Skip to content

Lacombe city council to discuss regional recreational facility

Blackfalds, Lacombe and Lacombe County could be partners in regional facility
Children swimming at Blackfalds Abbey Centre. The idea of developing a regional recreation complex serving Lacombe, Blackfalds and Lacombe County is inching forward. (Advocate file photo)

A proposal to develop a regional recreation complex serving Lacombe, Blackfalds and the surrounding county is showing signs of life.

City of Lacombe administration is recommending council go to a joint committee of all three municipalities to drum up support for a provincial grant application to fund a feasibility study for a recreational facility designed to serve the area.

Lacombe city council has expressed enthusiasm for the idea but believes the estimated $40-$80 million cost means it needs to be a team effort by all three municipalities.

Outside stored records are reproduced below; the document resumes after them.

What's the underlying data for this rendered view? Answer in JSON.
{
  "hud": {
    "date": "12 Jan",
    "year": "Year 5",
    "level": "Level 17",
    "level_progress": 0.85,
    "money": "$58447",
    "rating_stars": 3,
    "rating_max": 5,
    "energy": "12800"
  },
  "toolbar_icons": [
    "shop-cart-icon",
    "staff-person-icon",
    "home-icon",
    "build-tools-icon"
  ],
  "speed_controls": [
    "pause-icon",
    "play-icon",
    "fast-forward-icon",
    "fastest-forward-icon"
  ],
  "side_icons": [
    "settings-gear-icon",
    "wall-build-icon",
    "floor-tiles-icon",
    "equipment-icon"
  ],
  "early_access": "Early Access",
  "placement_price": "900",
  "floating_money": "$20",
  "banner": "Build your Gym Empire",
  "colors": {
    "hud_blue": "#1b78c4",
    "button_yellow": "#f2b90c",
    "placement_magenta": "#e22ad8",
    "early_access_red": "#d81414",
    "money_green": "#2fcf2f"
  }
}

“A tri-municipal facility strategically located between the communities could provide shared high-quality recreation infrastructure and contributed to long-term financial viability for all three communities,” says a report to council from Lacombe chief administrative officer Matthew Goudy.

“The long-range plans of all three municipalities support the exploration of shared service provision.”

To get the ball rolling, council has been asked to refer the prospect of seeking feasibility grant funding from the province to the Intermunicipal Development Plan and Intermunicipal Collaborative Framework Committee, which has representatives from all three municipalities.

Up to $200,000 is available through the Alberta Community Partnership Program, which is designed to provide funding to improve the viability and long-term sustainability of municipalities.

Residents of Blackfalds, Lacombe and the county have expressed desire for more recreational options, says Goudy in his report. Arenas, swimming facilities, climbing walls and indoor spaces for soccer, volleyball, pickleball and basketball could all be part of the large facility.

“The benefits of a shared facility would be that the costs would be spread out, and residents from all communities would still have access to quality recreational facilities.”

It is likely a site would be chosen between Lacombe and Blackfalds, putting residents from both only about a 10-minute drive away.

Should the grant application succeed, significant public input would be sought to develop the feasibility assessment.

Lacombe Council will discuss the recommendation at its meeting on Monday.

News tips

Like us on Facebook and follow us on Twitter

Paul Cowley

About the Author: Paul Cowley

Paul grew up in Brampton, Ont. and began his journalism career in 1990 at the Alaska Highway News in Fort. St. John, B.C.
Read more